◆ Data items:

______________________________

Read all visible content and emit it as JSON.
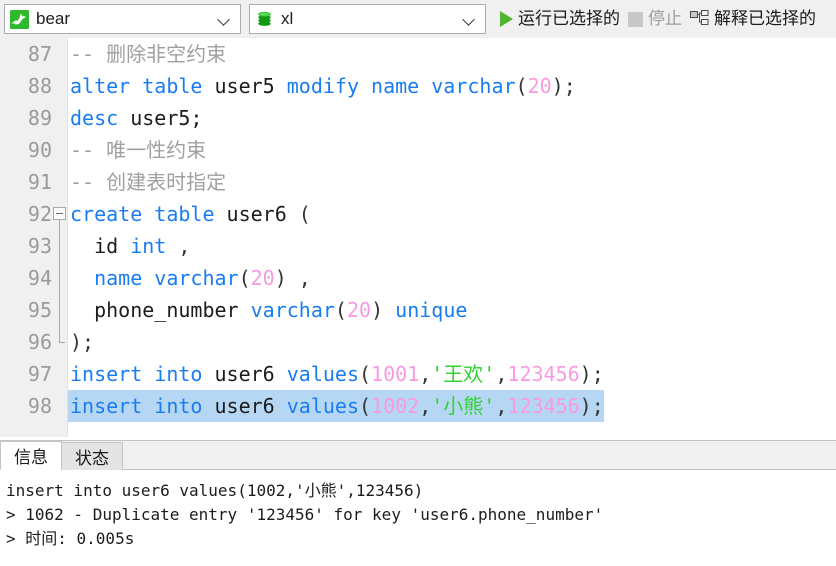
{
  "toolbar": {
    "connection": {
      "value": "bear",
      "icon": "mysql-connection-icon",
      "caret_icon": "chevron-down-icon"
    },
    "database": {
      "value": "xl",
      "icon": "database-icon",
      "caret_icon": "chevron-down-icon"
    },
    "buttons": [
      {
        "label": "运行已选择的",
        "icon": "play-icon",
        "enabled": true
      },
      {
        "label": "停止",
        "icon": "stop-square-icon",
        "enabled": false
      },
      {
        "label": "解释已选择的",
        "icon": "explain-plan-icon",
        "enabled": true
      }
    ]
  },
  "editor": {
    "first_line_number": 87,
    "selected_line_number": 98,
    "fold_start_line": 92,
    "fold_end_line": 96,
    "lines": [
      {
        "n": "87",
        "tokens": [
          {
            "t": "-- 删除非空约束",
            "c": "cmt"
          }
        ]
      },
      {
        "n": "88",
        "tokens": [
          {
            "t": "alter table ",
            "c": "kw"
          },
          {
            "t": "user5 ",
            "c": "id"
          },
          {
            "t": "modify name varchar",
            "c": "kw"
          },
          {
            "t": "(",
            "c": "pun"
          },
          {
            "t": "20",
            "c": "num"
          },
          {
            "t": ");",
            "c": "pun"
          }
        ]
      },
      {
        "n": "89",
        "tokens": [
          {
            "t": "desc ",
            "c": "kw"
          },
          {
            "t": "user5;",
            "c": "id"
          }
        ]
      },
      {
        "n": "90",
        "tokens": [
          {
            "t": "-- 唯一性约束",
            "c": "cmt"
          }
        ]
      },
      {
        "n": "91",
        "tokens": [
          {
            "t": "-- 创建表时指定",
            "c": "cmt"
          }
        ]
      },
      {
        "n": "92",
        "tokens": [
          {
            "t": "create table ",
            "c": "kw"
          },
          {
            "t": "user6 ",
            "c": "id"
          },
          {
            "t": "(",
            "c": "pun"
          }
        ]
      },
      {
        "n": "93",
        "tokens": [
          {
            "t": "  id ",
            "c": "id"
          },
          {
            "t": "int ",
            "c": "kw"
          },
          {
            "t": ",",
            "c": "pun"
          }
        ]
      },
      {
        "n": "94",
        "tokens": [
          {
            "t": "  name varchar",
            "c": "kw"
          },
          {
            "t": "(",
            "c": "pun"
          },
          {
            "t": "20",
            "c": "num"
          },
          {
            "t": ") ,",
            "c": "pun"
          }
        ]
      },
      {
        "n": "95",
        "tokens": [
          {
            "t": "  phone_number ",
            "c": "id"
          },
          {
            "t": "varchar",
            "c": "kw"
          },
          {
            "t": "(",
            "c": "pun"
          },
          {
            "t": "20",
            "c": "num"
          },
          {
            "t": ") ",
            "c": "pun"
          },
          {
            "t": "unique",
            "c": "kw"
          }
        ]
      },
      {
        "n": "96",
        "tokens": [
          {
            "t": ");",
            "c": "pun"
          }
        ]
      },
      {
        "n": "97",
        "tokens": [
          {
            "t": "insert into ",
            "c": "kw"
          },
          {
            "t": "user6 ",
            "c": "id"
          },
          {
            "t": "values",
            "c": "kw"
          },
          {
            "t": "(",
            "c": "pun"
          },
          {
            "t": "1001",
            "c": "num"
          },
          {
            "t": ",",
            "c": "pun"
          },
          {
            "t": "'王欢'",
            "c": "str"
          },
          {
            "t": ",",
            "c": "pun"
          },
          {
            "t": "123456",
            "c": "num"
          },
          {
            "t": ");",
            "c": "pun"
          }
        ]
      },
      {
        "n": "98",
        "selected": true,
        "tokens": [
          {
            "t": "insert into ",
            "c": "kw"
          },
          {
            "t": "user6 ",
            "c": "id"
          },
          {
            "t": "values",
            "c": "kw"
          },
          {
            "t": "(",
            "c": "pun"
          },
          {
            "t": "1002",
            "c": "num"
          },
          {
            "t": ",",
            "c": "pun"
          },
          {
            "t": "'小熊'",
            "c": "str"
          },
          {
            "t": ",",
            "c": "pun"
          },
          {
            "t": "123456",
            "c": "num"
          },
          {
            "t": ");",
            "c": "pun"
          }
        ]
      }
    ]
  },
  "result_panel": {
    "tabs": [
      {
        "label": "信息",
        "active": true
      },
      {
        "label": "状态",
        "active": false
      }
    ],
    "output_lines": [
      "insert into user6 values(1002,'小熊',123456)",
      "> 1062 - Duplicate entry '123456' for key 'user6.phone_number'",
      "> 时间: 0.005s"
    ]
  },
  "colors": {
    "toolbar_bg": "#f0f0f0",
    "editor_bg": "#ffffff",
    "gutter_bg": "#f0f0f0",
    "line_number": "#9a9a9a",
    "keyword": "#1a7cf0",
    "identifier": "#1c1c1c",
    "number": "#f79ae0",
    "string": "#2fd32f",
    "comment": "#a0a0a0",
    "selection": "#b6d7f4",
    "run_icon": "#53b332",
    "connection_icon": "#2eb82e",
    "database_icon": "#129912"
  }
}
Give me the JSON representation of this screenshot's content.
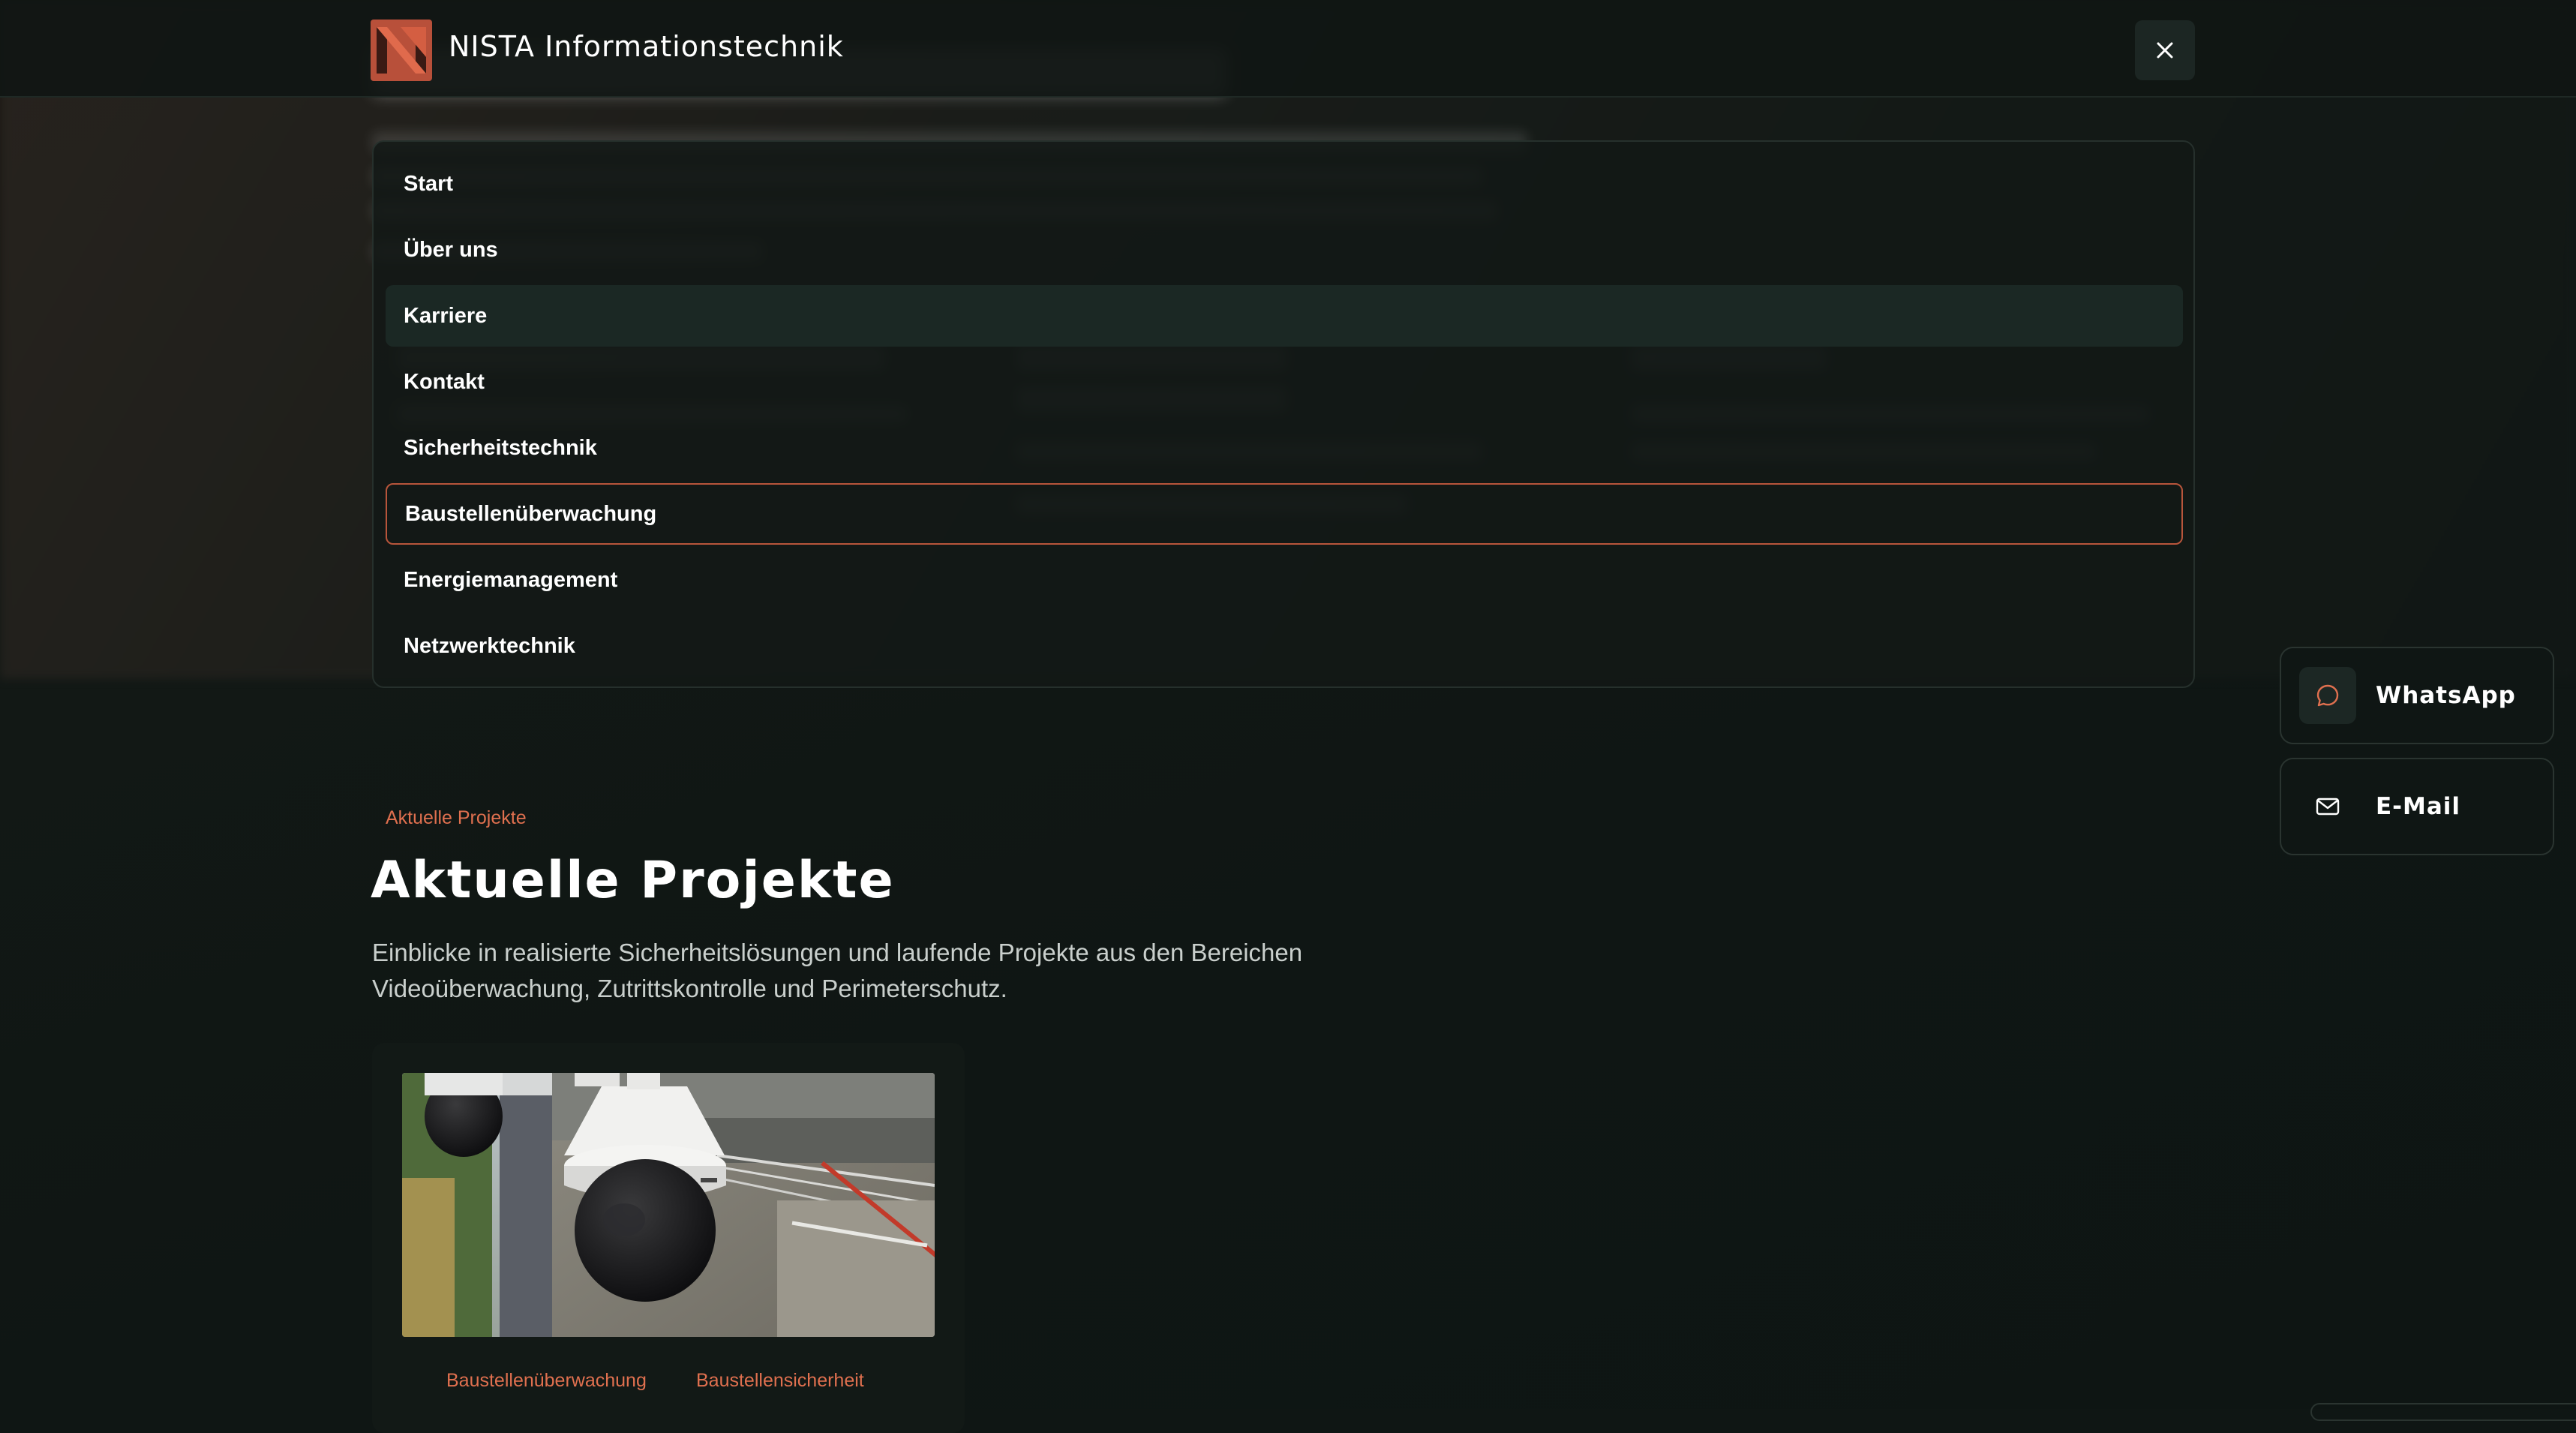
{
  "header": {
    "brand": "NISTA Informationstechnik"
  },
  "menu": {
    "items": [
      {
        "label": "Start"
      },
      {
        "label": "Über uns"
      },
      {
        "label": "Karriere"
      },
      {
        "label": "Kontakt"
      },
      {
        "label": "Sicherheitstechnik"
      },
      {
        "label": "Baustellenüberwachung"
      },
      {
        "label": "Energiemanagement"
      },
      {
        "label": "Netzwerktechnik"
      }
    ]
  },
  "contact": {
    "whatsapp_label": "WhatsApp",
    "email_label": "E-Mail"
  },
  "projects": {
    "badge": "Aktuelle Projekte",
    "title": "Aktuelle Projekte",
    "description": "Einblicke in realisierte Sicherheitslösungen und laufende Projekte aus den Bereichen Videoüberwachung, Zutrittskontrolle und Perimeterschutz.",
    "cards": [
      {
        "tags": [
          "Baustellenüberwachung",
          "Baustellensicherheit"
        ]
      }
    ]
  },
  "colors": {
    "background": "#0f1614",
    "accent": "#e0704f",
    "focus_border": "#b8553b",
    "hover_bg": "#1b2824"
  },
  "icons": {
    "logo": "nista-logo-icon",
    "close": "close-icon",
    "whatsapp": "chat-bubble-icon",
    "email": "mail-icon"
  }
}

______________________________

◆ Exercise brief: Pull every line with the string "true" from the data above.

◆ Response area:
        "enabled": true
        "enabled": true
        "selected": true,
        "active": true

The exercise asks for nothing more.